No Copyright Infringement Intended brought together work by a group of artists exploring the relationship between copyright and culture in the digital age, investigating how the concept of ownership and authorship is evolving and coming into conflict with outdated copyright and intellectual property laws.
Since the 1990s the internet has provided the opportunity for mass copying, redistribution and remixing of content – profoundly changing the way culture is produced and shared and sparking legal battles and debates that still rage on. Today, the increasing availability of technologies like 3D scanning and 3D printing have extended the ability to digitally copy and reproduce to the physical realm.

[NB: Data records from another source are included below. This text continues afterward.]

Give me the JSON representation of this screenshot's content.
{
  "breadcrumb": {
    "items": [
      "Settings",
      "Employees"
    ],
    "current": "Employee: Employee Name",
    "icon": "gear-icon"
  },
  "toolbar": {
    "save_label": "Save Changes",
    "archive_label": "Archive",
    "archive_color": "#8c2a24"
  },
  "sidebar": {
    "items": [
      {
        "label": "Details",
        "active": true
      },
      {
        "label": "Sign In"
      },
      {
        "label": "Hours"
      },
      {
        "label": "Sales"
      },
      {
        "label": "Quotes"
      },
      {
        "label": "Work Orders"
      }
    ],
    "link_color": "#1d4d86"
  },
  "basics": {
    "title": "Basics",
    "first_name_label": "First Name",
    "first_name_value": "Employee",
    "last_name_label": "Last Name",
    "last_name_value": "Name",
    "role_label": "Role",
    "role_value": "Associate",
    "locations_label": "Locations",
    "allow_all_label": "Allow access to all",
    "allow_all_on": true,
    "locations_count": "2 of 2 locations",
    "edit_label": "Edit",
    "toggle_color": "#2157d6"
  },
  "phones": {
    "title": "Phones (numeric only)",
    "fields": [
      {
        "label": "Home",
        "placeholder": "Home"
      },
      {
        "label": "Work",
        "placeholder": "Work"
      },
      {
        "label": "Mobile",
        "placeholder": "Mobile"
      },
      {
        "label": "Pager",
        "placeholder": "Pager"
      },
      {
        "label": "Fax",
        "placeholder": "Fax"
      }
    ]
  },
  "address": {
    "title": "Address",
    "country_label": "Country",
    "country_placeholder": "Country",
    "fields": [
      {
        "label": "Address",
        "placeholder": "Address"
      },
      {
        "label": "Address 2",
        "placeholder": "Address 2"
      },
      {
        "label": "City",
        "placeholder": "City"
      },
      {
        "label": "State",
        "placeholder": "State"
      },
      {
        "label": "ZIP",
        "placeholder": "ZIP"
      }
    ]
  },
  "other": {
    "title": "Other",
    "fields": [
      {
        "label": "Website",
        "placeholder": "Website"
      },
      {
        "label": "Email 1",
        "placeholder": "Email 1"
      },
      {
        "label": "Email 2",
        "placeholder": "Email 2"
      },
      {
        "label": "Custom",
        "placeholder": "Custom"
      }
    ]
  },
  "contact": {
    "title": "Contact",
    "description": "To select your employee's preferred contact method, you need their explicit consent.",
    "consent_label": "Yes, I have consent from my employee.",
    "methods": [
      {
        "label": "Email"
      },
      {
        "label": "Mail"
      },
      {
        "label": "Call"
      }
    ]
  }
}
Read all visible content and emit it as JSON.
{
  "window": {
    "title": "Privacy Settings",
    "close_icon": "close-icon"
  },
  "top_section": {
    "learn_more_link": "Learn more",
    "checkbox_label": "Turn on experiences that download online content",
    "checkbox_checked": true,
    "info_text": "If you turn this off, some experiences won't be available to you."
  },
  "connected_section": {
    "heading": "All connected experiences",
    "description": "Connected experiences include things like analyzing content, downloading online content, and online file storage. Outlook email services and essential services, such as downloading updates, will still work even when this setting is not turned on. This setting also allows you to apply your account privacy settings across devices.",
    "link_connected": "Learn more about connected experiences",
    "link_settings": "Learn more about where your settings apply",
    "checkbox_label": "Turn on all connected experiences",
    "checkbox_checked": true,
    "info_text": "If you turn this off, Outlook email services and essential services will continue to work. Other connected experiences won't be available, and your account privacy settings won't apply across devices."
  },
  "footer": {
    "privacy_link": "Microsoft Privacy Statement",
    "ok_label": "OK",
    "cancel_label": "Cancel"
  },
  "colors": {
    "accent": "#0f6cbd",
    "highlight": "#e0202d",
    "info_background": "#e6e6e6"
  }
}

For many people now, mass sharing, copying and remixing seems like a natural form of self expression. Rather than embracing this change and using it to their advantage, rights holders and lawyers often resort to reinforcing outdated laws – penalising those who copy – and placing barriers on technology’s ability to share information and content freely.
Meanwhile, among artists there is widespread misunderstanding of copyright and how it affects their work. The phrase “No Copyright Infringement Intended” is often used as an attempt to avoid repercussions of copyright infringement. The phrase has no legal standing, but its widespread usage shows a lack of awareness of existing laws and the consequences of breaking them.
Featuring 10 national and international artists working across a range of creative practices, the exhibition investigated the ongoing tension between production and copyright, considering the new artistic, social and political possibilities created through this tension and suggesting new ways forward for artists, rights holders and the wider creative community.
The exhibition included work by Nick Briz, Emilie Gervais, Nicolas Maigret, Christopher Meerdo, Jan Nikolai Nelles & Nora Al-Badri, Duncan Poulton, Fernando Sosa, Andrea Wallace & Ronan Deazley. Curated by Antonio Roberts, a new media artist and curator based in Birmingham. Kindly supported by Arts Council England.